For example in Edinburgh, we are in opposition, so our local council candidates are putting up a budget which would put money back into education, back into improving schools and back into library services. There will be a difference in each local authority and there will be a strong Labour message about protecting vital local services and also making sure that local government uses its powers and its capacity to help people through the recession and create training opportunities and jobs opportunities.
“People are up for a fight, we have to get our message out there, and out clearly. We have to be able to translate it to a local community level.

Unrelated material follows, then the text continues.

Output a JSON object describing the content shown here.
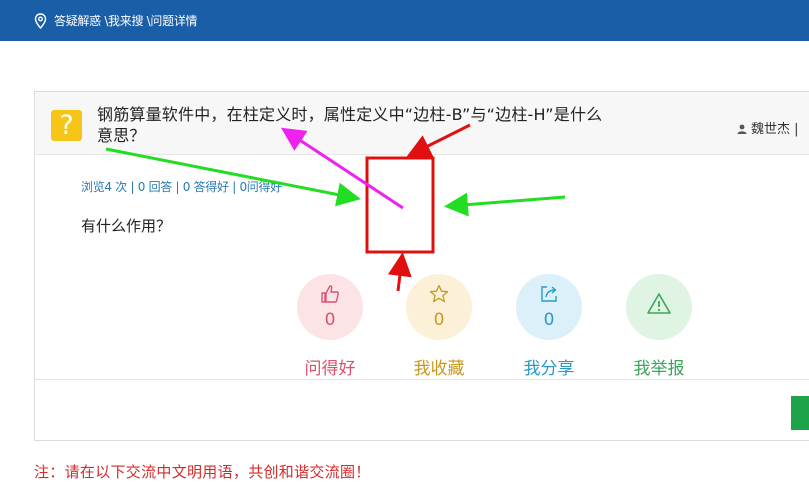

That is why people joined our party, to improve their local communities. I’ve been looking at the new policy ideas which are coming through, ideas for new jobs and training, councils like Midlothian putting emphasis on new sports facilities, developing the work they’ve done on building new houses. It is going to be a challenge for us to get people interested, a lot of people are looking at their budgets, they are worried about hanging onto their jobs and we have to get across that these elections are an opportunity to help them. We should be looking at the powers of local councils to improve people’s lives and help them get through the recession.” In terms of the issues facing councils across Scotland, funding is the biggest and most pressing. Boyack believes the SNP Government is not countering the cuts passed on from Westminster.
She said: “The SNP Government were given a 2.7 per cent cut by the Tory Government and they have turned it into a 6.1 per cent cut. That means there is a real financial squeeze on local government. The council tax deal is not properly funded and yet when councils sign up for that, the SNP is expecting them to deliver on police and teacher numbers. Housing has been cut by almost 50 per cent which is making it hard for councils to invest in housing. We have a huge problem of people needing affordable housing, particularly given what is happening to the labour market and to mortgages. Housing is a fantastic way to get local economy stimulated, it creates very local jobs, it creates training opportunities and you get a relatively swift pay-back in terms of a real benefit to local communities. There are missed opportunities because of the way the squeeze has been put on local government.
“Very basic, practical services such as schools and in social care are all taking a big hit and when we come to the elections, it will be those choices we will be highlighting. As a local government worker in the 1980s and 90s, you could see the pressure local government was under then from the Conservatives and at that point it was Labour councils in the front line protecting local communities. We are now facing not just a Tory government at Westminster but an SNP Government which is not giving them a fair deal but is expecting them to deliver on national priorities.” Given her prior career, planning is always going to be important for Boyack. She believes the issue of planning is about sustainable development, balancing and promoting economic prosperity locally, while also making the most of land resources and also making sure that people and environment policy are factored in.
She said: “One of the things I’ve been looking at is the capacity for planning to deliver in times of recession. People are looking for politicians to be upfront on planning, to say what they actually think, that is not about the system being party political, it is about taking good decisions at a local level and having a national framework which is balanced. I am looking forward to the next national planning framework. It was one of the main initiatives I was keen to see us have when we set the Scottish Parliament up.
“I felt we needed a national perspective to give clarity to local authorities and to give members of the public the chance to engage in the big picture. Once you set your national priorities, local authorities have to look at the local opportunities and circumstances but they have an eye on national policy. It is important that process is opened up, so that people and the parliament can hold it to account.”